From journalists, cab drivers and young entrepreneurs, to peasant women who run market stalls to supplement their state pension by selling homemade cheese and pickles, everyone says the same thing: the politicians of all parties are only in it for themselves, grabbing every penny they can. Meanwhile, Svoboda has grown in popularity. Young people are drawn to the nationalist rhetoric, and older supporters are more used to life under the kind of authoritarian views it holds.
Svoboda is now the largest party on L'viv city council and in the regional council. It has taken power in other major urban centers of western Ukraine, like Ternopil and Ivano-Frankivsk. Come this October, when the country holds elections, Svoboda is expected to make the jump to the next level and win seats in the Verkhovna Rada, the national parliament, for the first time.

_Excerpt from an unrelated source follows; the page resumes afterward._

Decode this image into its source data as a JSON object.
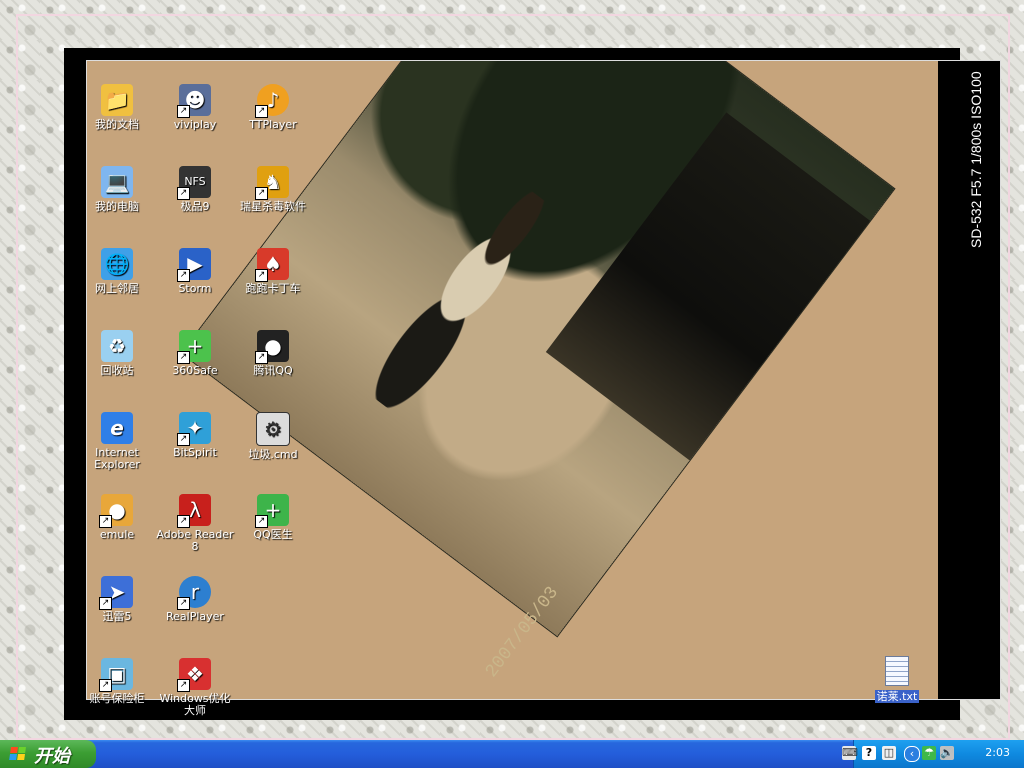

Besides disappointment with the main democratic parties and endemic corruption around the country, Svoboda's rise underscores a swell of anti-Semitism in a part of the world where the Holocaust was at its fiercest and there are virtually no Jews left. It is a symptom of an ultra-nationalism all along the eastern borders of Europe. This extreme form of racially based nationalism links Soviet Communism and Jewishness together. The patriotic fight against the former leads to Nazi-glorification and an excusing of local fighters roles in helping to murder Jews during the Holocaust.
Svoboda’s success so far has been built on a skilled public-relations campaign, complete with videos re-enacting Nazi propaganda tropes like torchlight parades and speeches that echo Hitler. Svoboda also honors Ukraine veterans who fought with the Nazis in a unit known as the Waffen SS-Galicia against the Soviet Army and the threat of what they refer to as “Jew Communism.”
They deal in gesture politics, changing the name of Peace Street, in an outlying district of L'viv to Nachtigall Street, in honor of a Ukrainian group that was implicated in a massacre of the city's Jews after the Nazis arrived in June and July 1941. Svoboda's reason: "Peace Street is a holdover from Soviet stereotypes." Their political demonstrations frequently turn violent. Last September in Uman, Hasidic Jews on annual pilgrimage were confronted by Svoboda activists. The two groups were separated by police. The Svoboda contingent then attacked the cops. Dozens were arrested.
Last month, German historian Grzegorz Rossolinski-Liebe, was forced to cancel lectures around Ukraine after receiving calls from people threatening to harm him, as well as being followed by hundreds of Svoboda supporters wherever he went. His crime: lecturing on Stepan Bandera, leader of an ultra-nationalist group during World War II, a fascist responsible for many atrocities against non-ethnic Ukrainians. For Svoboda, Bandera is a hero.
“We consider tolerance a crime”
The person organizing the demonstrations and making the firebrand speeches is Yuri Michalchyshyn. At 29, he is barely old enough to remember the bad old days when Ukraine was under Soviet rule. He speaks a romantic nationalist language rarely spoken by mainstream western politicians. "A nation is an organic thing, historically defined. A wave of passionate energy which unites past, present and future generations," Michalchyshn said, seated in the office of Iryna Sekh, his party's leader at the regional council. "The Ukrainian nation is the current territory of the Ukraine reinforced by language and recent history of social and national struggle."
Watch video from a torchlight march organized by Michalchyshyn below
Svoboda's racial theorizing is built on sand, since most people who live in the region have mixed blood. "Ethnically, Ukraine doesn't exist," according to Ukrainian historian Andriy Kozitzky. The western part of the country nestled up against Poland and Hungary is a mix of many groups: Russian, Ukrainians, Armenians. That’s irrelevant to Svoboda followers. Mychalchyshyn said: "We are against diversity.” In his writings, he says, "We consider tolerance a crime."